By Ginger Gibson

WASHINGTON (Reuters) - Democrat Tom Steyer, who has spent millions on national ads calling for the impeachment of President Donald Trump, will spend $30 million this year trying to get members of his party elected to the U.S. House of Representatives to win control of the chamber from Republicans, he announced on Monday.

Steyer, who also said he will not personally run for office, added that he will also continue his national campaign calling for impeachment.

"My fight is in removing Donald Trump from office and removing Donald Trump from power," Steyer said.

The House impeaches, or brings formal charges against an official, in what would be the first step in removing Trump from office. The U.S. Senate tries the case.

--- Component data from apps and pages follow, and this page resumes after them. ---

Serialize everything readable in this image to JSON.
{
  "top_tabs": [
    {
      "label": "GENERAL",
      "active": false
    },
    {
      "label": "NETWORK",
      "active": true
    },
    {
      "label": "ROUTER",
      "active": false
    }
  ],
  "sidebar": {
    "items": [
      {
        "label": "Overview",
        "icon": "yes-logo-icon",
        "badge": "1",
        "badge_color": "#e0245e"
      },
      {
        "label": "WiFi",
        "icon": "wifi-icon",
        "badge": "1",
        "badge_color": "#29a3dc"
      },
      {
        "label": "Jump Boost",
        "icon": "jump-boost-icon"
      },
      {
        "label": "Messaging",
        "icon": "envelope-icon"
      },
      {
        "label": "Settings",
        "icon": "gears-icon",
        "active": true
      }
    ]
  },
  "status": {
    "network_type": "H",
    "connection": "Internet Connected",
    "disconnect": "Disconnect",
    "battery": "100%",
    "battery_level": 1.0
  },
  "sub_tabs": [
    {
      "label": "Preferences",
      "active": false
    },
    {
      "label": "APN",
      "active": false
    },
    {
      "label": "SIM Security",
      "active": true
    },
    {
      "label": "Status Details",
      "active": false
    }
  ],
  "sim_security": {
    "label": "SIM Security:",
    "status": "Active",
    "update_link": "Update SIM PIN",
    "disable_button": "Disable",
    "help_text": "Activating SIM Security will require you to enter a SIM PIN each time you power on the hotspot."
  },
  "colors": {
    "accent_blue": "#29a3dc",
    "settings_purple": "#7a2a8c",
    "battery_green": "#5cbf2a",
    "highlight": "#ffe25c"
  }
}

Steyer said his organization is working to have constituents deliver to members of Congress copies of the controversial book "Fire and Fury: Inside the Trump White House" by Michael Wolff, which challenges Trump's fitness for office.

Steyer will not, however, require House candidates whom he supports to pass a "litmus test" supporting impeaching Trump, he said.

The $30 million will be used to mobilize young voters in 10 key states: Florida, Virginia, Wisconsin, Michigan, Nevada, California, Pennsylvania, Iowa, New Hampshire and Arizona, Steyer said.

Americans will head to the polls in November when 34 seats in the Senate and all 435 House seats will be up for grabs. Democrats are hoping to ride wins last year in Alabama and Virginia to victory in those elections, potentially taking control of Congress.

"The task which I feel called to do is organizing and mobilizing America’s voters – they have got to be the most powerful forces in American politics," Steyer said at a Washington, D.C. press conference.

Steyer said he knows that some Democrats think talking about impeachment is a distraction but that he feels it remains important to focus on ousting Trump.

"We know this makes some of our friends and allies in this city uncomfortable," Steyer said. "We believe this is a false choice – the fact is the two are fundamentally intertwined."

(Reporting by Ginger Gibson; Editing by Steve Orlofsky)